# TASK DIRECTIONS
Restate each entry below word for word, without skipping any.

*** DATA LISTING Section Begins ***

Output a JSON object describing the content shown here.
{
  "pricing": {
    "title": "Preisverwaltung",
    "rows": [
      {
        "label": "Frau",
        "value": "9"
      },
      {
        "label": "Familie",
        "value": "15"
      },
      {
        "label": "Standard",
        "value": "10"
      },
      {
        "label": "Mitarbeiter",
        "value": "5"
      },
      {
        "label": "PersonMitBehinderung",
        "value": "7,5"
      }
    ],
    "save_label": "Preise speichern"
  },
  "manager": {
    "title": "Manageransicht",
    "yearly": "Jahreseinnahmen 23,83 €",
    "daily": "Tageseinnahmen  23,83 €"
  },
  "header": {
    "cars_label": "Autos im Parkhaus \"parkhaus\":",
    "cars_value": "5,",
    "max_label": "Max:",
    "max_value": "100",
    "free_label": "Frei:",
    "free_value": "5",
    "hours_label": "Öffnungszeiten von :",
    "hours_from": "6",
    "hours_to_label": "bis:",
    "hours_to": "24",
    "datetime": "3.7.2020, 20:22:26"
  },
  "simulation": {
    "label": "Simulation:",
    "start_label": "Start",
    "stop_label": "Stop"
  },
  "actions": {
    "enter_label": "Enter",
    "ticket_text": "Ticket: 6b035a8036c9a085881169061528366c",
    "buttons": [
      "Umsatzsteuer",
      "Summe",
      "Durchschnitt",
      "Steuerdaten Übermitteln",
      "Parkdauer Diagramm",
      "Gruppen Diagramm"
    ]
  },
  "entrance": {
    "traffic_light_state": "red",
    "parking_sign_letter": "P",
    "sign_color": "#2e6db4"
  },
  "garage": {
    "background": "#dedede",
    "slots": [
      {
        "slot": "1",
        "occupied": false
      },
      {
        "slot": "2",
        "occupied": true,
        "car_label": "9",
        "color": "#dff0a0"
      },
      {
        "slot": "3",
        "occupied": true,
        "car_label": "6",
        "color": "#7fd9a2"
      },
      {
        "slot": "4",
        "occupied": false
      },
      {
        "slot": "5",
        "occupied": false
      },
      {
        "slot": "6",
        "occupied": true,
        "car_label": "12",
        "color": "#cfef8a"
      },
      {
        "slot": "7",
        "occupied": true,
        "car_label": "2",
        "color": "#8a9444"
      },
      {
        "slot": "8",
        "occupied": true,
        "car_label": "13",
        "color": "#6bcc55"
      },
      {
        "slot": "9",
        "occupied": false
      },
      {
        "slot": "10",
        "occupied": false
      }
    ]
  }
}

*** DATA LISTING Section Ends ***

# WRITTEN RESPONSE
Output a JSON object describing the content shown here.
{
  "pricing": {
    "title": "Preisverwaltung",
    "rows": [
      {
        "label": "Frau",
        "value": "9"
      },
      {
        "label": "Familie",
        "value": "15"
      },
      {
        "label": "Standard",
        "value": "10"
      },
      {
        "label": "Mitarbeiter",
        "value": "5"
      },
      {
        "label": "PersonMitBehinderung",
        "value": "7,5"
      }
    ],
    "save_label": "Preise speichern"
  },
  "manager": {
    "title": "Manageransicht",
    "yearly": "Jahreseinnahmen 23,83 €",
    "daily": "Tageseinnahmen  23,83 €"
  },
  "header": {
    "cars_label": "Autos im Parkhaus \"parkhaus\":",
    "cars_value": "5,",
    "max_label": "Max:",
    "max_value": "100",
    "free_label": "Frei:",
    "free_value": "5",
    "hours_label": "Öffnungszeiten von :",
    "hours_from": "6",
    "hours_to_label": "bis:",
    "hours_to": "24",
    "datetime": "3.7.2020, 20:22:26"
  },
  "simulation": {
    "label": "Simulation:",
    "start_label": "Start",
    "stop_label": "Stop"
  },
  "actions": {
    "enter_label": "Enter",
    "ticket_text": "Ticket: 6b035a8036c9a085881169061528366c",
    "buttons": [
      "Umsatzsteuer",
      "Summe",
      "Durchschnitt",
      "Steuerdaten Übermitteln",
      "Parkdauer Diagramm",
      "Gruppen Diagramm"
    ]
  },
  "entrance": {
    "traffic_light_state": "red",
    "parking_sign_letter": "P",
    "sign_color": "#2e6db4"
  },
  "garage": {
    "background": "#dedede",
    "slots": [
      {
        "slot": "1",
        "occupied": false
      },
      {
        "slot": "2",
        "occupied": true,
        "car_label": "9",
        "color": "#dff0a0"
      },
      {
        "slot": "3",
        "occupied": true,
        "car_label": "6",
        "color": "#7fd9a2"
      },
      {
        "slot": "4",
        "occupied": false
      },
      {
        "slot": "5",
        "occupied": false
      },
      {
        "slot": "6",
        "occupied": true,
        "car_label": "12",
        "color": "#cfef8a"
      },
      {
        "slot": "7",
        "occupied": true,
        "car_label": "2",
        "color": "#8a9444"
      },
      {
        "slot": "8",
        "occupied": true,
        "car_label": "13",
        "color": "#6bcc55"
      },
      {
        "slot": "9",
        "occupied": false
      },
      {
        "slot": "10",
        "occupied": false
      }
    ]
  }
}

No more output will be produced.